C.M.J.GOH1, S. SHAHWAN1, G.T.H. TAN1, W.J. ONG1, M. SUBRAMANIAM1
Institute of Mental Health1
Healthcare professionals who provide treatment and care for individuals with mental illness are well-situated to provide nuanced insights and concerns regarding mental healthcare services.
17 mental health professionals (MHP) were engaged in semi-structured interviews. They were recruited from various healthcare organizations and a local university. Interviews followed a topic guide that explored stigma in Singapore. Interviews were transcribed verbatim and analyzed using thematic analysis. Sociodemographic information was also collected.

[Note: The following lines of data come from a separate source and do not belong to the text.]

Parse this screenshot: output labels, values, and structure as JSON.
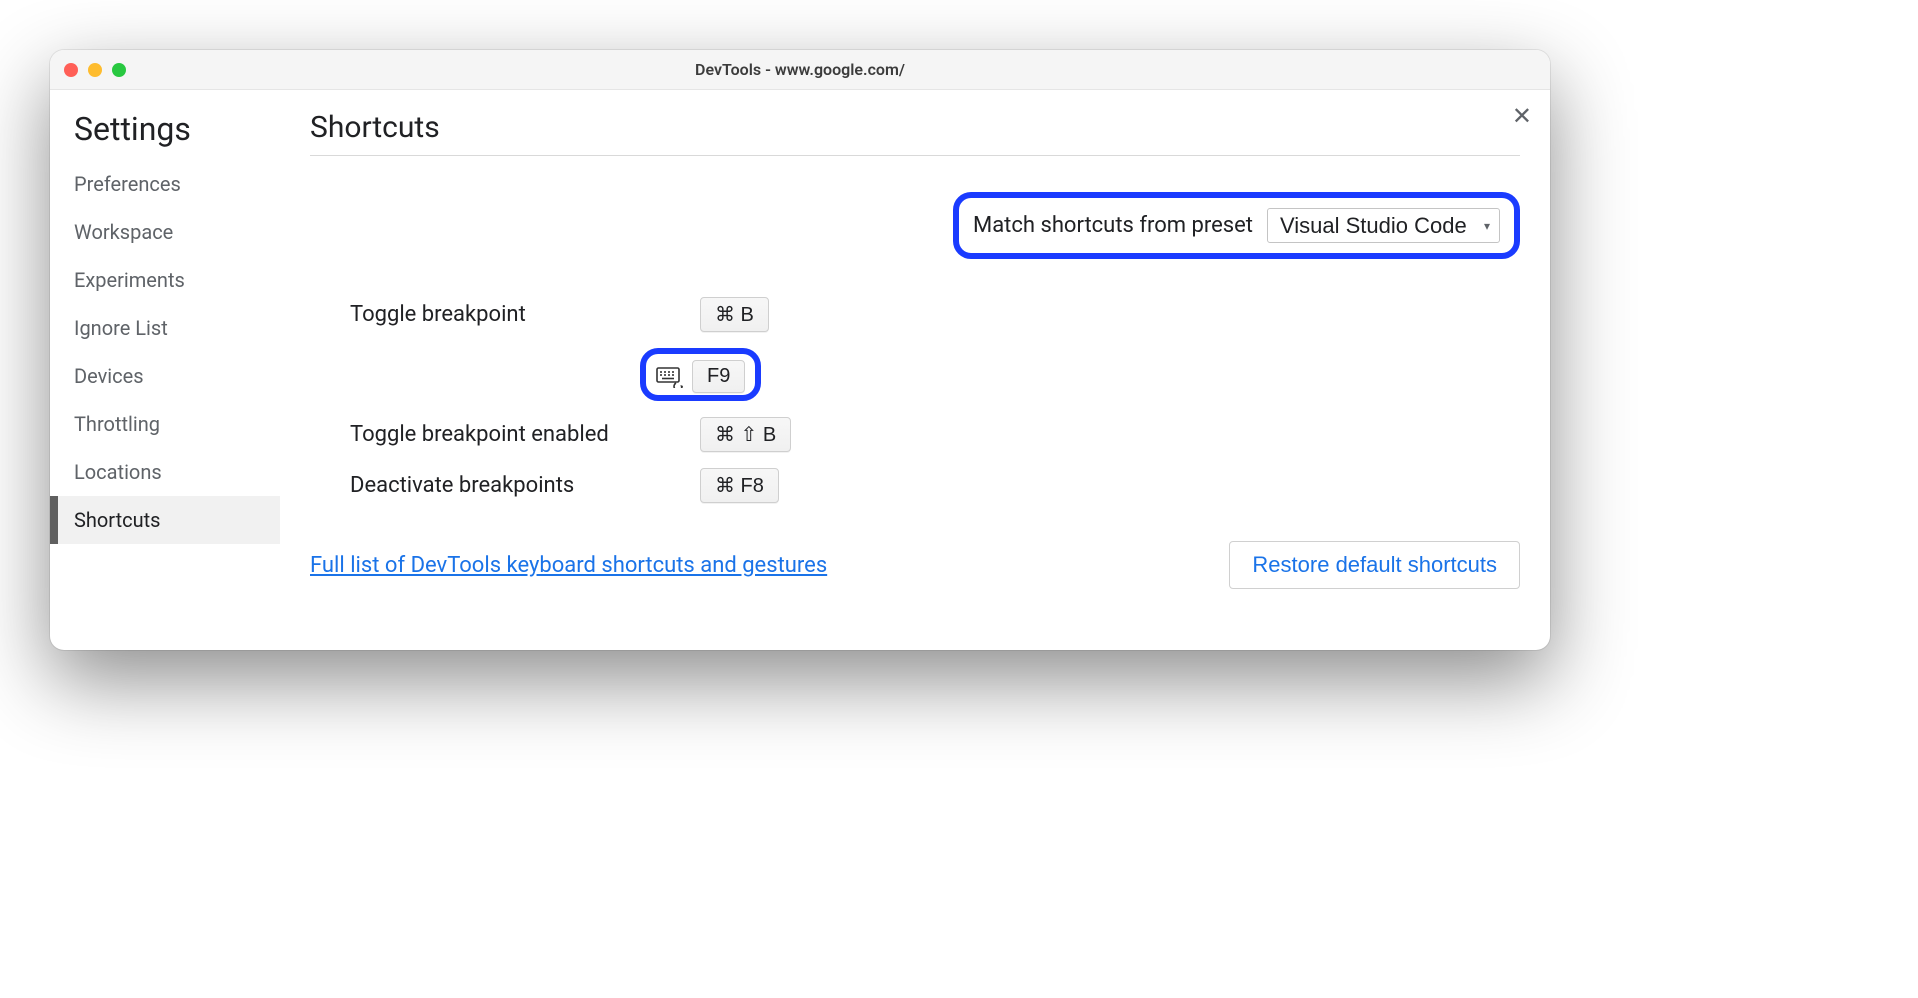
{
  "window": {
    "title": "DevTools - www.google.com/"
  },
  "sidebar": {
    "heading": "Settings",
    "items": [
      {
        "label": "Preferences",
        "active": false
      },
      {
        "label": "Workspace",
        "active": false
      },
      {
        "label": "Experiments",
        "active": false
      },
      {
        "label": "Ignore List",
        "active": false
      },
      {
        "label": "Devices",
        "active": false
      },
      {
        "label": "Throttling",
        "active": false
      },
      {
        "label": "Locations",
        "active": false
      },
      {
        "label": "Shortcuts",
        "active": true
      }
    ]
  },
  "main": {
    "title": "Shortcuts",
    "preset": {
      "label": "Match shortcuts from preset",
      "selected": "Visual Studio Code"
    },
    "shortcuts": [
      {
        "label": "Toggle breakpoint",
        "keys": "⌘ B",
        "extra_key": "F9",
        "extra_highlight": true,
        "extra_icon": "keyboard-icon"
      },
      {
        "label": "Toggle breakpoint enabled",
        "keys": "⌘ ⇧ B"
      },
      {
        "label": "Deactivate breakpoints",
        "keys": "⌘ F8"
      }
    ],
    "link": "Full list of DevTools keyboard shortcuts and gestures",
    "restore_button": "Restore default shortcuts"
  }
}
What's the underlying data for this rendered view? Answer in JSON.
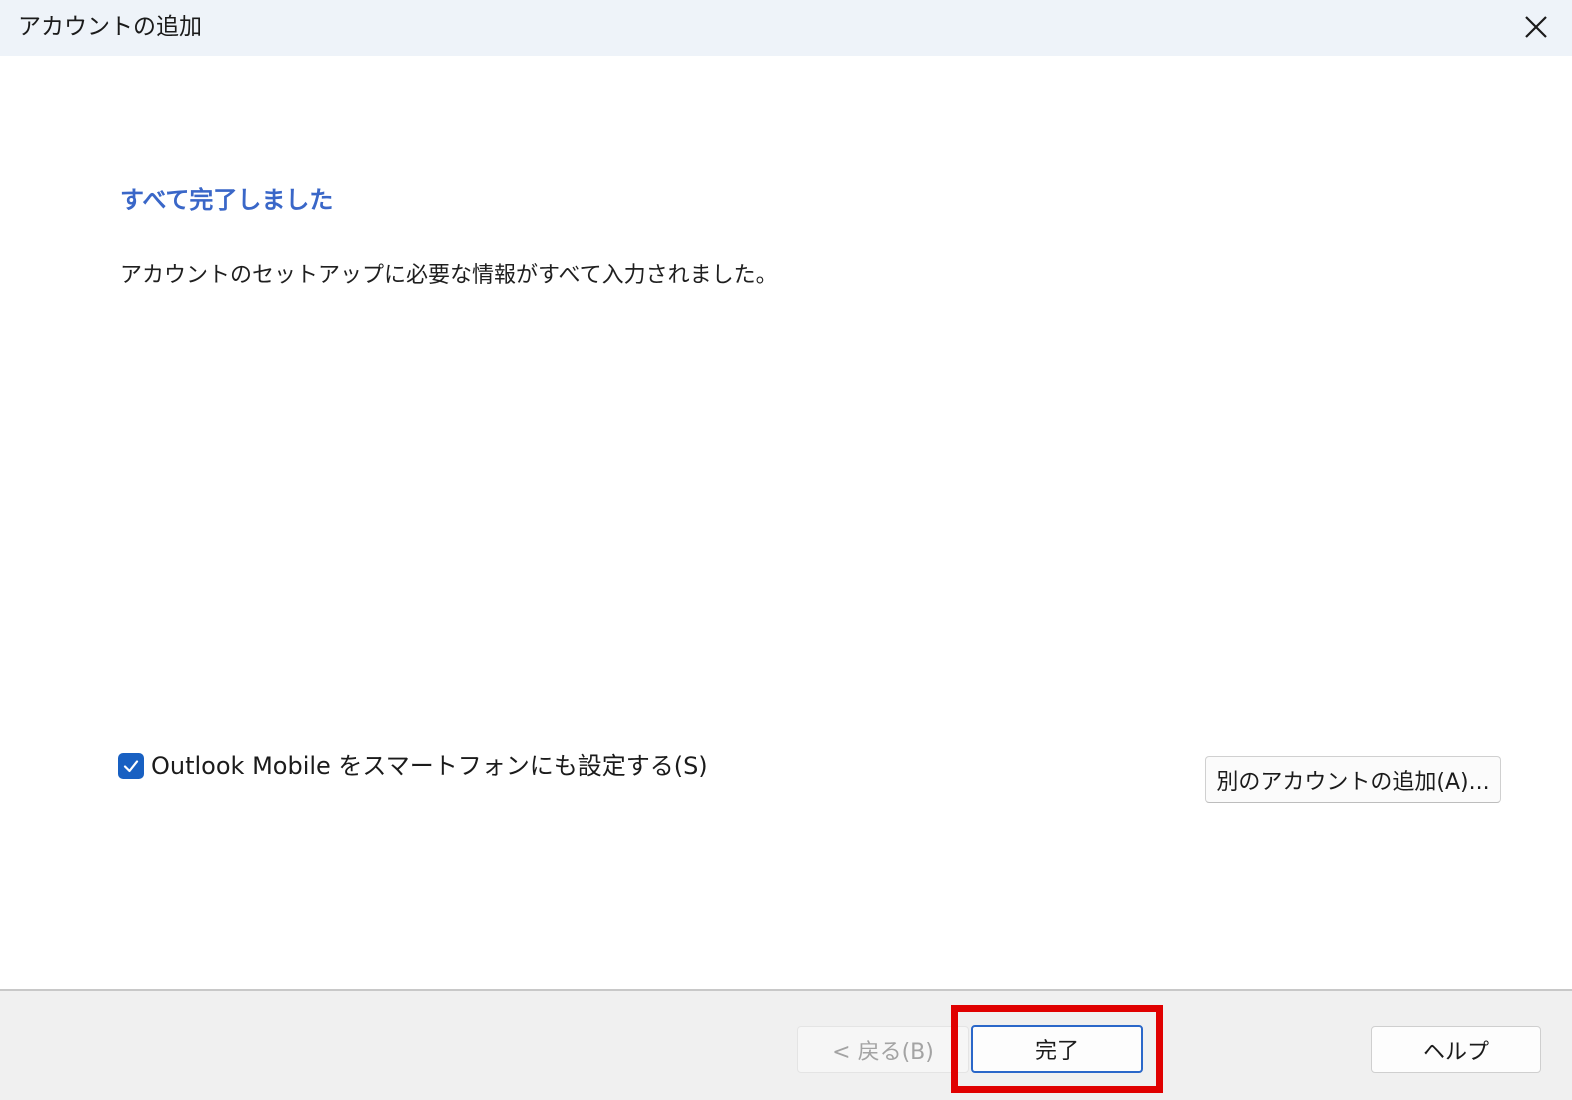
{
  "window": {
    "title": "アカウントの追加"
  },
  "main": {
    "heading": "すべて完了しました",
    "message": "アカウントのセットアップに必要な情報がすべて入力されました。",
    "outlook_mobile_checkbox": {
      "label": "Outlook Mobile をスマートフォンにも設定する(S)",
      "checked": true
    },
    "add_another_account_label": "別のアカウントの追加(A)..."
  },
  "footer": {
    "back_label": "< 戻る(B)",
    "finish_label": "完了",
    "help_label": "ヘルプ"
  },
  "colors": {
    "heading": "#3a67c8",
    "checkbox": "#1860c2",
    "highlight": "#e00000",
    "titlebar": "#eef3f9"
  },
  "icons": {
    "close": "close-icon",
    "check": "checkmark-icon"
  }
}
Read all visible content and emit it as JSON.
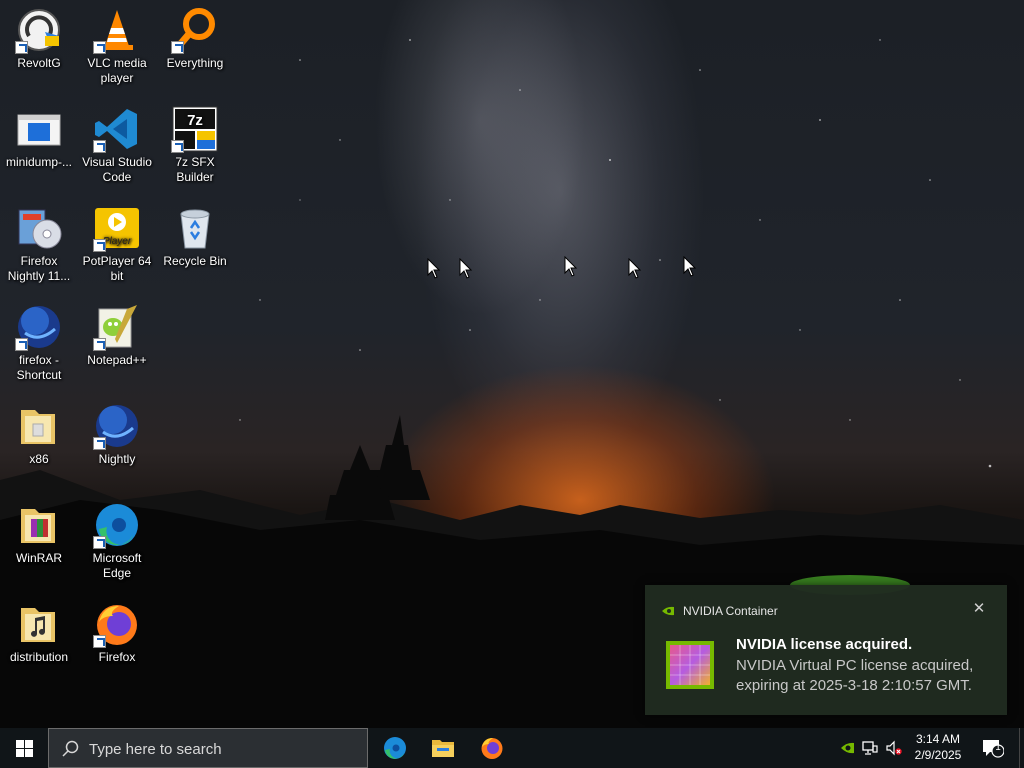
{
  "desktop_icons": [
    {
      "label": "RevoltG",
      "icon": "revolt-icon"
    },
    {
      "label": "VLC media player",
      "icon": "vlc-cone-icon"
    },
    {
      "label": "Everything",
      "icon": "everything-search-icon"
    },
    {
      "label": "minidump-...",
      "icon": "window-file-icon"
    },
    {
      "label": "Visual Studio Code",
      "icon": "vscode-icon"
    },
    {
      "label": "7z SFX Builder",
      "icon": "7z-sfx-icon"
    },
    {
      "label": "Firefox Nightly 11...",
      "icon": "installer-disc-icon"
    },
    {
      "label": "PotPlayer 64 bit",
      "icon": "potplayer-icon"
    },
    {
      "label": "Recycle Bin",
      "icon": "recycle-bin-icon"
    },
    {
      "label": "firefox - Shortcut",
      "icon": "firefox-nightly-globe-icon"
    },
    {
      "label": "Notepad++",
      "icon": "notepad-plus-plus-icon"
    },
    {
      "label": "x86",
      "icon": "folder-icon"
    },
    {
      "label": "Nightly",
      "icon": "firefox-nightly-globe-icon"
    },
    {
      "label": "WinRAR",
      "icon": "winrar-folder-icon"
    },
    {
      "label": "Microsoft Edge",
      "icon": "edge-icon"
    },
    {
      "label": "distribution",
      "icon": "music-folder-icon"
    },
    {
      "label": "Firefox",
      "icon": "firefox-icon"
    }
  ],
  "notification": {
    "app_name": "NVIDIA Container",
    "title": "NVIDIA license acquired.",
    "body": "NVIDIA Virtual PC license acquired, expiring at 2025-3-18 2:10:57 GMT.",
    "close_icon": "close-icon"
  },
  "taskbar": {
    "search_placeholder": "Type here to search",
    "pinned_apps": [
      "edge-icon",
      "file-explorer-icon",
      "firefox-icon"
    ],
    "tray_icons": [
      "nvidia-icon",
      "network-icon",
      "volume-muted-icon"
    ],
    "time": "3:14 AM",
    "date": "2/9/2025",
    "notification_count": "1"
  },
  "colors": {
    "taskbar_bg": "#101518",
    "toast_bg": "#202c20",
    "accent_blue": "#0078d7"
  }
}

Three major themes that reflect concerns about local healthcare systems and its impact on mental health treatment were uncovered: 1) Employment in Healthcare, 2) Medical History Tracking, and 3) Working in Silos. The first theme discussed policies such as the declaration of history of mental health conditions when hiring healthcare professionals which were seen as discriminatory and inappropriate. The second theme included concerns related to the belief by those with mental illnesses that their records were accessible by potential employers or insurance companies which contributed to the treatment gap. Finally, the last theme expounded on problems that arise from working in silos across healthcare and social care. For instance, certain social care cases may require the expertise of MHP, but these social sectors typically face a shortage of MHP. Corollary to this also is the tendency for social care to place greater emphasis on physical health over mental health conditions, as well as the exclusiveness of centralized care for mental illness.
Identifying these systemic issues could inform policymakers and/or influencers during the development of new policies and practices.